Rice straw is a waste produced from harvesting rice. It is often burned or left in the field where it emits methane — a greenhouse gas (GHG) that causes global warming. But this waste can turn into a resource if managed properly, which is the focus of the collaborative project among UPLB, Straw Innovations Ltd., and Aston University. 

The collaborative project, titled “Enhanced Rice Straw Biogas”, aims to address the concern on rice straw management in the Philippines, covering the environmental and social aspects of producing biogas from the waste. 

Dr. Rex B. Demafelis, professor at the UPLB College of Agro-Industrial Technology and one of the project leaders, talked about their venture during an interview at Radyo DZLB’s Tuklas UPLB segment last March 11. 

Although turning rice straw into bioenergy is not a new endeavor, the team innovated how rice straws are managed. Through their innovations, farmers can harvest rice grains and straw and speed up the process of biogas production for a lower cost. They also found a method of drying rice that can increase the profit and reduce losses of farmers. 

The team turned an ubiquitous waste into a resource that can not only provide additional income for farmers but also reduce the impact of GHGs to the environment. 

In 2020, the country produced around 27 million tons of rice straw. Dr. Demafelis said that if the biogas production is properly managed within four months, the country can produce 1.4 million liters of biogas. It can be used by rice farmers to dry grains and to pump water for irrigation.

The team’s innovation is also a “low-tech production system” that can be easily adopted by farmers, which is one of the goals of the project. “Hindi siya mahal, hindi complicated, very simple and madali siyang ma-transfer to farmers and farmer groups,” [It’s not expensive, not complicated, very simple, and easy to transfer to farmers and farmer groups.] Dr. Demafelis said. 

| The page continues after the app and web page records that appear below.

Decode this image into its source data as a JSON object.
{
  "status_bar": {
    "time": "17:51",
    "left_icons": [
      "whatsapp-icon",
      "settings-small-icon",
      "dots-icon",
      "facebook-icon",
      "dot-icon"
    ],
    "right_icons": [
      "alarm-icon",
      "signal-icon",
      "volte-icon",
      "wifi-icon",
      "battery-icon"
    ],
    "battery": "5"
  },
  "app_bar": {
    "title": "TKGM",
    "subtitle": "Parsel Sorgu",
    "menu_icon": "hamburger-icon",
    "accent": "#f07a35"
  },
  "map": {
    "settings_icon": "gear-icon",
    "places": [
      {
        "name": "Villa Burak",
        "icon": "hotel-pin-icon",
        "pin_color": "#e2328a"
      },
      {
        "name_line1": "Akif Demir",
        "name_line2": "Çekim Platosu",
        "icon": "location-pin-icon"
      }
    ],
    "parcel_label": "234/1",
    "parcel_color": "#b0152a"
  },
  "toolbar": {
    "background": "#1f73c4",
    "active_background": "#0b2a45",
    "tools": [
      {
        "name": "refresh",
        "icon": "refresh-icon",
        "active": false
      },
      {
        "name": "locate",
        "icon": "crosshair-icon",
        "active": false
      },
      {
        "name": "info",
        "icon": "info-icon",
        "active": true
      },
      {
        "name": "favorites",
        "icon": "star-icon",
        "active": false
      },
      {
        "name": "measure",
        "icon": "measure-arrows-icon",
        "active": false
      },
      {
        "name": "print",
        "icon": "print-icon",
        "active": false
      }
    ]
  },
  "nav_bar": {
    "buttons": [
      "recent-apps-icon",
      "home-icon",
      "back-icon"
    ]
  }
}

In fact, the team has been working closely with farmers from Victoria, Laguna. They source their rice straws and consult the farmers from the town. 

However, farmers tend to have a wait-and-see attitude towards new technologies which Dr. Demafelis also experienced during his previous work with sweet sorghum as biofuel materials. But the project leader intends to convince their target users that the technology will be beneficial.

To further promote the adoption of the technology, the team held a workshop on March 30 with key agencies and stakeholders, particularly the Climate Change Commission and the Department of Agriculture’s Climate Change Program. They wanted to show the benefits that can be derived from biogas production, especially with the country’s commitment to reduce GHGs in line with the Paris Agreement, an international treaty on climate change.

Tuklas UPLB airs every second and fourth Friday of the month as part of Radyo DZLB’s Galing UPLB! Program. This program is jointly produced by the UPLB College of Development Communication, Office of the Vice Chancellor for Research and Extension, Office of Public Relations, and Office of Alumni Relations.